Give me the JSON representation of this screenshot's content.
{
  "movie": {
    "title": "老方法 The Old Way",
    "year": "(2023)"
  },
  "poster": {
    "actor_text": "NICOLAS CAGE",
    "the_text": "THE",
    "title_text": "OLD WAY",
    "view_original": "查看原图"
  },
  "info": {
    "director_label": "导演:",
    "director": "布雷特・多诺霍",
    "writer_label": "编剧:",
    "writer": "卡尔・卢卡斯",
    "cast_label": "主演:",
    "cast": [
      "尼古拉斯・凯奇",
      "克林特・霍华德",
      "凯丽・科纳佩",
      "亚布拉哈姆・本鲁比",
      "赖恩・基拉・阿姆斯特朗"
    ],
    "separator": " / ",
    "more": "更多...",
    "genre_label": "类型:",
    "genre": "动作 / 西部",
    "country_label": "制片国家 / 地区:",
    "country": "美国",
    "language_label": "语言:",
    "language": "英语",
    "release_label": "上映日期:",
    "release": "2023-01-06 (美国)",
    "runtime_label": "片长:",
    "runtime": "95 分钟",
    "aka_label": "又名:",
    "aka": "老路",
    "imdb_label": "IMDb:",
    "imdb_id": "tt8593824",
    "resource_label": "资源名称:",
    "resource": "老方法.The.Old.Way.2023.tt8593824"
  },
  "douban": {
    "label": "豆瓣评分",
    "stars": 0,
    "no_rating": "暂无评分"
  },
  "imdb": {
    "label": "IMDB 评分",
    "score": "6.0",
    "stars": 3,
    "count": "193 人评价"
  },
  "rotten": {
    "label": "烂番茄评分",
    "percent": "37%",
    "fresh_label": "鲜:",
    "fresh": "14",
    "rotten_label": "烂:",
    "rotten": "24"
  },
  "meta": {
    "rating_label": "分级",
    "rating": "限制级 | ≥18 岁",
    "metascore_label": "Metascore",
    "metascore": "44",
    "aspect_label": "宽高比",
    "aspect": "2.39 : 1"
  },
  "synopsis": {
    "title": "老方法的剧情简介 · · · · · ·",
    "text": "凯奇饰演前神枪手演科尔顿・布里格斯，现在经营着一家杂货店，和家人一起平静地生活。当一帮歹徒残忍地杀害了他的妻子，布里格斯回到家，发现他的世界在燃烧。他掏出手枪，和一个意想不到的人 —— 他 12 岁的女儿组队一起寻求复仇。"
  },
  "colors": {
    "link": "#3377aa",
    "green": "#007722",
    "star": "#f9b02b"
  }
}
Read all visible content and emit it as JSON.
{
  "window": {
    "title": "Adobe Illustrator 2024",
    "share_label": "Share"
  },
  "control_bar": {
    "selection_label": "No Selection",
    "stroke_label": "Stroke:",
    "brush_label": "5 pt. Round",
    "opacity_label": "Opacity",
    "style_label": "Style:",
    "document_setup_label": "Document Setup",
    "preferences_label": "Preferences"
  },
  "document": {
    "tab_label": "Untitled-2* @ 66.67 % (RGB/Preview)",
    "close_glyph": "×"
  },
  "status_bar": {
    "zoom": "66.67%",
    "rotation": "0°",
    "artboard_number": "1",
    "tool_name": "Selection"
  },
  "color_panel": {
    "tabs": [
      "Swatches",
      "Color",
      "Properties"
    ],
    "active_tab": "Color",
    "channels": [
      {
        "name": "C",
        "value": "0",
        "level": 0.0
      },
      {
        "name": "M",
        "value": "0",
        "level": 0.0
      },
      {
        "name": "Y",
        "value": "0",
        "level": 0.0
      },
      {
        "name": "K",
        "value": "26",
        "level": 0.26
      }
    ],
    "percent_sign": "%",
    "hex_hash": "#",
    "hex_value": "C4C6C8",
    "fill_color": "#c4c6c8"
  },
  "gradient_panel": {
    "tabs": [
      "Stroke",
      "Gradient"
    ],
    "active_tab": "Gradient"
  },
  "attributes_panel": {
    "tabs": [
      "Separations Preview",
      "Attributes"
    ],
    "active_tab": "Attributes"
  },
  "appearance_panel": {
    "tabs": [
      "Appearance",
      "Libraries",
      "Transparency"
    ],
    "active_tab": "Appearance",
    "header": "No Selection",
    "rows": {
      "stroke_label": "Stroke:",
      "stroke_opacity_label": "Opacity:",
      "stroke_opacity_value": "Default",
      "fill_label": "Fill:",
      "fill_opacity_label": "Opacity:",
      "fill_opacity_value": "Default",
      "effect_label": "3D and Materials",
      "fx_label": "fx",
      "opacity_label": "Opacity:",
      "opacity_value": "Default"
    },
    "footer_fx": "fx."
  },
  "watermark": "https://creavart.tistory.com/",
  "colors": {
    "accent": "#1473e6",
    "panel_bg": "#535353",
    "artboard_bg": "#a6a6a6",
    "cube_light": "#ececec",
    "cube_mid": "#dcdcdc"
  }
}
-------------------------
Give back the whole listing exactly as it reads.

**Result for this task:**
Give me the JSON representation of this screenshot's content.
{
  "movie": {
    "title": "老方法 The Old Way",
    "year": "(2023)"
  },
  "poster": {
    "actor_text": "NICOLAS CAGE",
    "the_text": "THE",
    "title_text": "OLD WAY",
    "view_original": "查看原图"
  },
  "info": {
    "director_label": "导演:",
    "director": "布雷特・多诺霍",
    "writer_label": "编剧:",
    "writer": "卡尔・卢卡斯",
    "cast_label": "主演:",
    "cast": [
      "尼古拉斯・凯奇",
      "克林特・霍华德",
      "凯丽・科纳佩",
      "亚布拉哈姆・本鲁比",
      "赖恩・基拉・阿姆斯特朗"
    ],
    "separator": " / ",
    "more": "更多...",
    "genre_label": "类型:",
    "genre": "动作 / 西部",
    "country_label": "制片国家 / 地区:",
    "country": "美国",
    "language_label": "语言:",
    "language": "英语",
    "release_label": "上映日期:",
    "release": "2023-01-06 (美国)",
    "runtime_label": "片长:",
    "runtime": "95 分钟",
    "aka_label": "又名:",
    "aka": "老路",
    "imdb_label": "IMDb:",
    "imdb_id": "tt8593824",
    "resource_label": "资源名称:",
    "resource": "老方法.The.Old.Way.2023.tt8593824"
  },
  "douban": {
    "label": "豆瓣评分",
    "stars": 0,
    "no_rating": "暂无评分"
  },
  "imdb": {
    "label": "IMDB 评分",
    "score": "6.0",
    "stars": 3,
    "count": "193 人评价"
  },
  "rotten": {
    "label": "烂番茄评分",
    "percent": "37%",
    "fresh_label": "鲜:",
    "fresh": "14",
    "rotten_label": "烂:",
    "rotten": "24"
  },
  "meta": {
    "rating_label": "分级",
    "rating": "限制级 | ≥18 岁",
    "metascore_label": "Metascore",
    "metascore": "44",
    "aspect_label": "宽高比",
    "aspect": "2.39 : 1"
  },
  "synopsis": {
    "title": "老方法的剧情简介 · · · · · ·",
    "text": "凯奇饰演前神枪手演科尔顿・布里格斯，现在经营着一家杂货店，和家人一起平静地生活。当一帮歹徒残忍地杀害了他的妻子，布里格斯回到家，发现他的世界在燃烧。他掏出手枪，和一个意想不到的人 —— 他 12 岁的女儿组队一起寻求复仇。"
  },
  "colors": {
    "link": "#3377aa",
    "green": "#007722",
    "star": "#f9b02b"
  }
}
Read all visible content and emit it as JSON.
{
  "window": {
    "title": "Adobe Illustrator 2024",
    "share_label": "Share"
  },
  "control_bar": {
    "selection_label": "No Selection",
    "stroke_label": "Stroke:",
    "brush_label": "5 pt. Round",
    "opacity_label": "Opacity",
    "style_label": "Style:",
    "document_setup_label": "Document Setup",
    "preferences_label": "Preferences"
  },
  "document": {
    "tab_label": "Untitled-2* @ 66.67 % (RGB/Preview)",
    "close_glyph": "×"
  },
  "status_bar": {
    "zoom": "66.67%",
    "rotation": "0°",
    "artboard_number": "1",
    "tool_name": "Selection"
  },
  "color_panel": {
    "tabs": [
      "Swatches",
      "Color",
      "Properties"
    ],
    "active_tab": "Color",
    "channels": [
      {
        "name": "C",
        "value": "0",
        "level": 0.0
      },
      {
        "name": "M",
        "value": "0",
        "level": 0.0
      },
      {
        "name": "Y",
        "value": "0",
        "level": 0.0
      },
      {
        "name": "K",
        "value": "26",
        "level": 0.26
      }
    ],
    "percent_sign": "%",
    "hex_hash": "#",
    "hex_value": "C4C6C8",
    "fill_color": "#c4c6c8"
  },
  "gradient_panel": {
    "tabs": [
      "Stroke",
      "Gradient"
    ],
    "active_tab": "Gradient"
  },
  "attributes_panel": {
    "tabs": [
      "Separations Preview",
      "Attributes"
    ],
    "active_tab": "Attributes"
  },
  "appearance_panel": {
    "tabs": [
      "Appearance",
      "Libraries",
      "Transparency"
    ],
    "active_tab": "Appearance",
    "header": "No Selection",
    "rows": {
      "stroke_label": "Stroke:",
      "stroke_opacity_label": "Opacity:",
      "stroke_opacity_value": "Default",
      "fill_label": "Fill:",
      "fill_opacity_label": "Opacity:",
      "fill_opacity_value": "Default",
      "effect_label": "3D and Materials",
      "fx_label": "fx",
      "opacity_label": "Opacity:",
      "opacity_value": "Default"
    },
    "footer_fx": "fx."
  },
  "watermark": "https://creavart.tistory.com/",
  "colors": {
    "accent": "#1473e6",
    "panel_bg": "#535353",
    "artboard_bg": "#a6a6a6",
    "cube_light": "#ececec",
    "cube_mid": "#dcdcdc"
  }
}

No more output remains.